Divorce and the Family Business
No one will argue that divorce can be a challenging and emotional time for any couple. When a family business is involved, the complexities of dividing assets can further complicate the process. Today we take a closer look at “Divorce and the Family Business” by exploring some underlying factors and outlining some options you may have about how to deal with a family business in the event of a divorce.
Understanding the Role of a Family Business on Divorce
In the scenario of a divorce involving a family business, the key concern is determining how the business will be divided between the spouses. The division of assets aims to achieve fairness, considering the contributions, needs, and circumstances of both parties involved.
Factors Considered in Asset Division:
A court cab determine what part of the business is a marital asset and what, if any, is non-marital. Remember that equal weight is given to roles taken during a marriage. So only one spouse working on the family business during a marriage, whilst the other raised the children, would not in itself make the family business a non-marital asset. When the business started and the length of the marriage would play more of a contribution in determining any non-marital part of the business.
Section 25 factors apply to a family business, as they do to any other marital asset, irrespective of the ownership of that business:
Needs and Welfare:
The court takes into account the future needs and welfare of both spouses and any dependent children. This encompasses housing requirements, income, ongoing financial responsibilities, and standard of living. Balancing these factors ensures a fair and equitable outcome for all parties involved.
The court will assess the value of the family business. This often involves engaging professionals such as forensic accountants or business valuation experts to determine its worth. Valuation may consider factors such as income, assets, market value, and future potential. Reliance on one person in the business will impact on the valuation. For example, a contractor using a limited company to manage their services would not be of equal value to a small business that could operate just as effectively without its owner.
The court examines the contributions made by each spouse to the family business. This includes financial investments, effort, skills, and expertise. The spouse who actively participated in the growth and management of the business is likely to be recognised as having made significant contributions.
Non-matrimonial assets, such as properties or investments acquired before the marriage or through inheritance, may be treated separately from matrimonial assets. However, the court may consider how these assets have been used during the marriage and if they have become co-mingled with marital assets.

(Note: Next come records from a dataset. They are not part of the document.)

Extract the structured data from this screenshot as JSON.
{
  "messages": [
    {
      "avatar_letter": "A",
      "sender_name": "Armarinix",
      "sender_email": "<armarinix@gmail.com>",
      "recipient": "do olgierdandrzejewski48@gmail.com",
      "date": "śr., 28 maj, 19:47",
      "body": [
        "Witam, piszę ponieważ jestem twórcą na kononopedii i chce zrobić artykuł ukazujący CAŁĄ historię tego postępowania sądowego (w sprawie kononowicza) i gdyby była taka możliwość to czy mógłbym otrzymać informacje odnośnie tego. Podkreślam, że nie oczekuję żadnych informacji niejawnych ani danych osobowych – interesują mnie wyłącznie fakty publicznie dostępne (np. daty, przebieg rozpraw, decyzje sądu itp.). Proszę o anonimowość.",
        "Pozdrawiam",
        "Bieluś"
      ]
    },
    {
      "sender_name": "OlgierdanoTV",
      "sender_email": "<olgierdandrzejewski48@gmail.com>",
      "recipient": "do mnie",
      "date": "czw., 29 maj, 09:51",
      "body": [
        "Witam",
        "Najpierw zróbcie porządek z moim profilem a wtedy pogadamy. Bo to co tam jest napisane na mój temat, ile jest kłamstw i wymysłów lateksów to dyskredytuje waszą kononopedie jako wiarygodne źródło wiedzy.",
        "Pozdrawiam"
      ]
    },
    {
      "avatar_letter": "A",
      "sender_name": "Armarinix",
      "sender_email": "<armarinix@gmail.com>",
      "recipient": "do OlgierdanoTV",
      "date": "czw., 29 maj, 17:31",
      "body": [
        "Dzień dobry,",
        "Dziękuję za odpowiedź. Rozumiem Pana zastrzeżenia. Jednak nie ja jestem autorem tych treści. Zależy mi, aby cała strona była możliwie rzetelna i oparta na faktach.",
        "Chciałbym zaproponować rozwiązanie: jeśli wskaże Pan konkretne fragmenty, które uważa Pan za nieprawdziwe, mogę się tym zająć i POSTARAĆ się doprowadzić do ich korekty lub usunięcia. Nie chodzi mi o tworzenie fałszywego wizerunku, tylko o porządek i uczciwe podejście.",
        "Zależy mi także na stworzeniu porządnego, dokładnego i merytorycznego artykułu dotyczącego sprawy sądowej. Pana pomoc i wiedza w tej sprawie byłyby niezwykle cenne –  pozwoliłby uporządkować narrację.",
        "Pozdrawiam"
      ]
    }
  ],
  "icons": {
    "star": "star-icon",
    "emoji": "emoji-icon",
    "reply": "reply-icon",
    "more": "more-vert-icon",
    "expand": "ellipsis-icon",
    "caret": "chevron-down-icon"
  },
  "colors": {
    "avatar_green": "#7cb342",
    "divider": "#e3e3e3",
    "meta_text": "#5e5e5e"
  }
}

Only the shares or part of the business in the name of the spouse can be valued as an asset. For example if the business is a partnership with a friend, then the value of the business will be divided by half and that part will be considered as a marital asset.
Benefits of Family Mediation in Resolving Family Business Disputes
By utilising a platform like Family Mediation, divorcing spouses can navigate the complexities of dividing a family business in a manner that is cost-effective, confidential, and preserves the long-term viability of the business. Let’s take a closer look at a few reasons why.
It allows couples to have control over the outcome of their dispute, including the division of a family business. With the assistance of a family mediator, the divorcing spouses can explore creative and flexible solutions that meet the unique needs and circumstances of their situation. This individualised approach often leads to more satisfactory and sustainable agreements.
The process aims to maintain or rebuild positive relationships between divorcing spouses, which is particularly important in cases involving a family business. By fostering open and respectful dialogue, mediation provides a platform for effective communication, minimizing hostility, and enabling ongoing cooperation, if required, for the success of the business.
Family mediation is generally far less expensive than court proceedings. Family mediation sessions are usually shorter in duration, reducing legal fees and court costs. Additionally, resolving disputes through family mediation can potentially save both parties the financial strain and uncertainty associated with an extended court battle.
It offers a confidential environment where the parties can freely discuss sensitive issues related to the family business. Unlike court proceedings, which can be a matter of public record, family mediation sessions remain private. This confidentiality fosters a safe space for open and honest discussions, encouraging the parties to freely share information and concerns.
Preservation of the Family Business
Family mediation prioritises preserving the family business as much as possible. The mediator assists the divorcing spouses in finding solutions that minimize disruption to the business and consider its long-term viability. This focus on preserving the family business can be crucial in maintaining stability and financial security for both parties and any dependents involved.
As you can imagine, divorces involving a family business can be complex, as the division of assets requires careful consideration of various factors determining the fate of the family business. It is crucial for individuals going through a divorce with a family business to seek professional legal advice to navigate the intricacies of family law and protect their futures.
“Ultimately where a family business is involved you must prepare yourself for a dispute over the proportions of the value that are non-marital and over the valuations themselves.” HFC Law
We know that family mediation is a highly effective and preferred method for resolving disputes related to a family business during a divorce. With emphasis on the factors discussed above, we aim to help divorcing couples maintain positive relationships and find resolutions that meet their unique needs, and help them move forward.